#### [Brief]
Match the word "header". Return each line of the data below where it appears.

------------------------

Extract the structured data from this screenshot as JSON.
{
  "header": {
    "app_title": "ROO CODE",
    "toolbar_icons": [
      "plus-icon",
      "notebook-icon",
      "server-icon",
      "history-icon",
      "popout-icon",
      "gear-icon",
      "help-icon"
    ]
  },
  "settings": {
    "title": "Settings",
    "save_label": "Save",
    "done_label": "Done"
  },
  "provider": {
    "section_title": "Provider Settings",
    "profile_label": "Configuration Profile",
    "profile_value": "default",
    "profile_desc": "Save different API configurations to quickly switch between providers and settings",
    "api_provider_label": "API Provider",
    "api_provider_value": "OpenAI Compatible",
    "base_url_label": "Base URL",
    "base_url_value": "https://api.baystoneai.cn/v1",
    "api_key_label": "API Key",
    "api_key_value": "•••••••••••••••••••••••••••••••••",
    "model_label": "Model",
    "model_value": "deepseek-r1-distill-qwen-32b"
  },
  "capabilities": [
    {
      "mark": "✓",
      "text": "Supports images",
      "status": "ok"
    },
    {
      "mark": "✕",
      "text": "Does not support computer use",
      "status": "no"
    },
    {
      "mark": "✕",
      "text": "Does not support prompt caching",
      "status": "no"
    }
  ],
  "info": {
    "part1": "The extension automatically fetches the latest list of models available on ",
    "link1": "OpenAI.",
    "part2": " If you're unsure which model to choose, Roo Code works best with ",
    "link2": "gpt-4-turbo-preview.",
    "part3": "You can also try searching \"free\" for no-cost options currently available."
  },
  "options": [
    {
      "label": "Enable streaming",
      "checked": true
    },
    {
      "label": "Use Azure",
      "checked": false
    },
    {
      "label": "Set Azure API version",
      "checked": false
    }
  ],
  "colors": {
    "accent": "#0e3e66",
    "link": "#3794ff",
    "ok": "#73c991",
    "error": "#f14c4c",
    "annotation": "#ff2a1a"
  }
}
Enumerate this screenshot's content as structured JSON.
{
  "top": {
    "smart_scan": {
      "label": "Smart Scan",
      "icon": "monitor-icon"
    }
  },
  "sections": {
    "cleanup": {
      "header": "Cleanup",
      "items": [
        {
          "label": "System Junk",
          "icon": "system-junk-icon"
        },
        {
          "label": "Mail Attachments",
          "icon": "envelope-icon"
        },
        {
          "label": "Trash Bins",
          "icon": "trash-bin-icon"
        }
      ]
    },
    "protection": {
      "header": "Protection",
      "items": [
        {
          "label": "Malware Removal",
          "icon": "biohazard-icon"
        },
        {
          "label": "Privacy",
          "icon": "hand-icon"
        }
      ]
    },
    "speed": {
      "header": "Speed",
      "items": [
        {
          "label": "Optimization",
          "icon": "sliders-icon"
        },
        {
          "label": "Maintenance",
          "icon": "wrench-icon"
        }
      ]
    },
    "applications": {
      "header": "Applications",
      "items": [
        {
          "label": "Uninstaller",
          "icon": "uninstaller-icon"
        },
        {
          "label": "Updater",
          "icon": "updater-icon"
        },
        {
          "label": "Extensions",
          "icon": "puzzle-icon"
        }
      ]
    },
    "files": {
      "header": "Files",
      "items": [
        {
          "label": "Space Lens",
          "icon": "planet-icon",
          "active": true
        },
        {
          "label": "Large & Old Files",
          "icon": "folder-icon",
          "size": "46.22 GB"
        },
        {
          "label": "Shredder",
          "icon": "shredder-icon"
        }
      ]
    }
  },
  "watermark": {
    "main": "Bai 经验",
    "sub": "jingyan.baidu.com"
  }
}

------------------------

#### [Task output]
  "header": {
      "header": "Cleanup",
      "header": "Protection",
      "header": "Speed",
      "header": "Applications",
      "header": "Files",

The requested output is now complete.